All four main types of laxative – bulk-forming, stimulant, osmotic and stool softeners – are available without a prescription (over the counter) from pharmacies.
If self-help measures do not improve your constipation, taking laxatives for a short time may help. It is usually best to choose a bulk-forming laxative first, as it works in a similar way your bowels.
Always follow the dosage instructions on the patient information leaflet that comes with your medicine.
While taking a bulk-forming laxative, make sure you drink plenty of water (at least two litres, or six to eight glasses a day). As well as adding bulk to your stools, bulk-forming laxatives absorb water, so there is a risk you may become dehydrated.
If you are still constipated after taking a bulk-forming laxative, try an osmotic one. Osmotic laxatives help to soften faeces that are still hard after treatment with bulk-forming laxatives.
If bulk-forming laxatives and osmotic laxatives are not effective, try taking a stimulant laxative. See your doctor if you are still constipated after trying all of these types of laxative.
Laxatives should only be used occasionally and for short periods of time. The patient information leaflet should recommend how often you take the medicine and state how long it usually takes to work. You can also ask your pharmacist for advice.
Never take more that the recommended dosage as taking too many laxatives in a short space of time can be dangerous and can lead to:
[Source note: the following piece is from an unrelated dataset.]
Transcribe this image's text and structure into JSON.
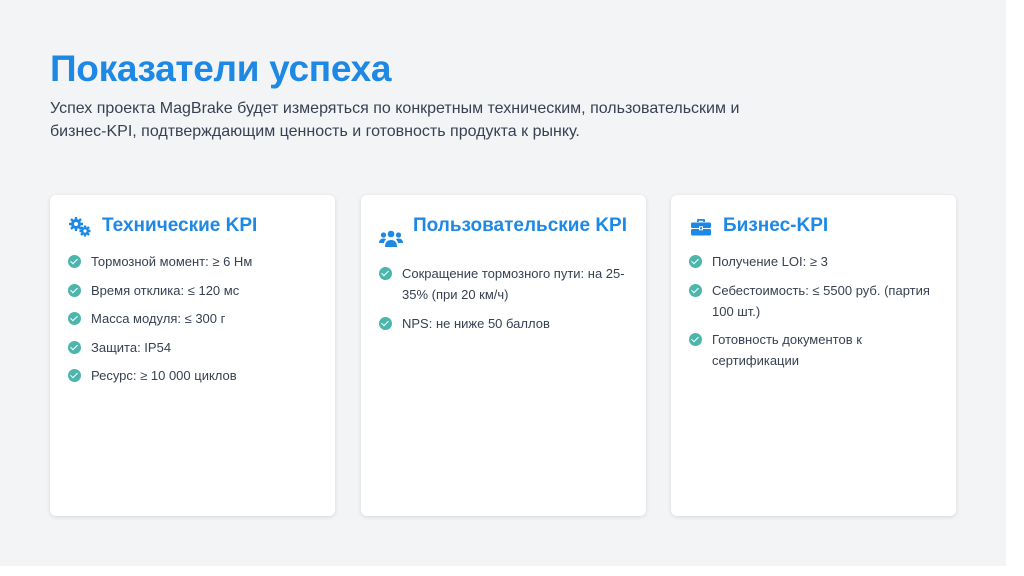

Some types of laxatives are designed to be taken at certain parts of the day such as first thing in the morning or last thing at night before sleeping. Check the patient information leaflet that comes with your medication.
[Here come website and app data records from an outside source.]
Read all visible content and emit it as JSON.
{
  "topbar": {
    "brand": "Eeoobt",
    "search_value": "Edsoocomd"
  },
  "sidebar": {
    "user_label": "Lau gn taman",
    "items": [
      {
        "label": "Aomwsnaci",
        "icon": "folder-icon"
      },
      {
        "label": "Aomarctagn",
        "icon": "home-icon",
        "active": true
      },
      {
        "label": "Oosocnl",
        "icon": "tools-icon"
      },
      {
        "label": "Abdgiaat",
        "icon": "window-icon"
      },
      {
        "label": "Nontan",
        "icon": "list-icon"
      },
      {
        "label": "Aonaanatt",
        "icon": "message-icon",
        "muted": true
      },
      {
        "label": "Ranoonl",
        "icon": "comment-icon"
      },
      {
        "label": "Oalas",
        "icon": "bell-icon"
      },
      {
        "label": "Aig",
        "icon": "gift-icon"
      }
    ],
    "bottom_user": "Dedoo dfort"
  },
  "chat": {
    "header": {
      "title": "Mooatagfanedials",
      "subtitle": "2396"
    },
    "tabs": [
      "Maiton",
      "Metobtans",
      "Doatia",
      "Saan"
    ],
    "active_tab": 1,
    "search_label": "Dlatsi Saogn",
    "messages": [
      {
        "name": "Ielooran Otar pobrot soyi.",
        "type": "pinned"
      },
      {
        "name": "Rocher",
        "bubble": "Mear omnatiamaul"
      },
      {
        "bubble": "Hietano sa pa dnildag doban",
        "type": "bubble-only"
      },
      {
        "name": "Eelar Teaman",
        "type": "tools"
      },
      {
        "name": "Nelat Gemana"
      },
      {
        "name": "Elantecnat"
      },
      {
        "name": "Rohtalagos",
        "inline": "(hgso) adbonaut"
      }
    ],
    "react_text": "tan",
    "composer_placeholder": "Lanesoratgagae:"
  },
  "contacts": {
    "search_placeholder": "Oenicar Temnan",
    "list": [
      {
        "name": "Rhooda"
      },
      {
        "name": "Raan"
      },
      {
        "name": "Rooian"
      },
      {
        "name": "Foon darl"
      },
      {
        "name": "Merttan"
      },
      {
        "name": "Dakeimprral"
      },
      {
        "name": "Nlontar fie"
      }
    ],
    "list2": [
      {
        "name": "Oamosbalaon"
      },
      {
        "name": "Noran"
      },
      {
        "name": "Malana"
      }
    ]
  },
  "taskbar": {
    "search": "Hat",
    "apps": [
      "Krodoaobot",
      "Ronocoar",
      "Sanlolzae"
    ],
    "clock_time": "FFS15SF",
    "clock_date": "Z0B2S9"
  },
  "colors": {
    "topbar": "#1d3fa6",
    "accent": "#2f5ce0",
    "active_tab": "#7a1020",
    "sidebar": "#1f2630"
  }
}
You should stop taking a laxative as soon as your constipation improves. After taking a laxative, you can help prevent constipation returning by:
These measures are a better way of preventing constipation than excessive use of laxatives.
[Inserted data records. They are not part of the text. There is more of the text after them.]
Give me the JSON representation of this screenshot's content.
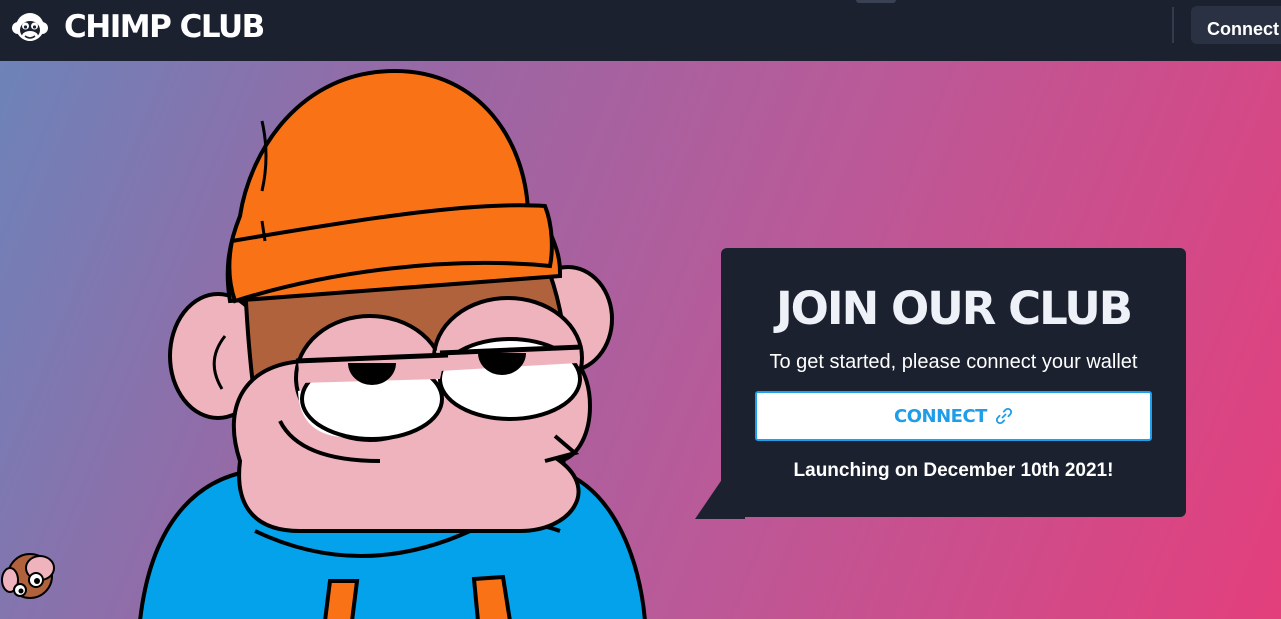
{
  "navbar": {
    "brand": "CHIMP CLUB",
    "connect_label": "Connect",
    "logo_icon": "chimp-logo-icon"
  },
  "hero": {
    "character": "chimp-with-orange-beanie",
    "colors": {
      "gradient_start": "#6d83b9",
      "gradient_end": "#e33f7c",
      "beanie": "#f97316",
      "hoodie": "#03a2ea",
      "skin": "#efb3bd"
    }
  },
  "card": {
    "title": "JOIN OUR CLUB",
    "subtitle": "To get started, please connect your wallet",
    "connect_button_label": "CONNECT",
    "connect_button_icon": "link-icon",
    "launch_text": "Launching on December 10th 2021!",
    "accent_color": "#1ea0ee"
  }
}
See your doctor for advice if you are often constipated, despite taking the measures above, or if you have been taking laxatives for more than one week.
Do not get into the habit of taking over-the-counter laxatives every day to ease your constipation, because this can be harmful (see side effects of laxatives for more information).
In some cases, you may be prescribed a laxative to use regularly, but this should always be supervised by your doctor or a doctor who specialises in digestive conditions (gastroenterologist).
Laxatives can cause side effects, which vary between the different types.
Make sure you stay well hydrated when taking laxatives by drinking plenty of fluids. At least two litres (six to eight glasses) of water a day is recommended.
Less common side effects include:
If you experience any of these less common side effects then stop taking the laxatives and contact your doctor for advice.
In most cases, you should only take laxatives occasionally and on a short-term basis. Using laxatives frequently or every day can be harmful.
Using laxatives on a long-term basis can make your body dependent on them, so your bowel no longer functions properly without the medication.
Overusing laxatives can also cause:
If you need to use laxatives more regularly, or if you have been taking them for more than a week, see your doctor for advice.
Important: Our website provides useful information but is not a substitute for medical advice. You should always seek the advice of your doctor when making decisions about your health.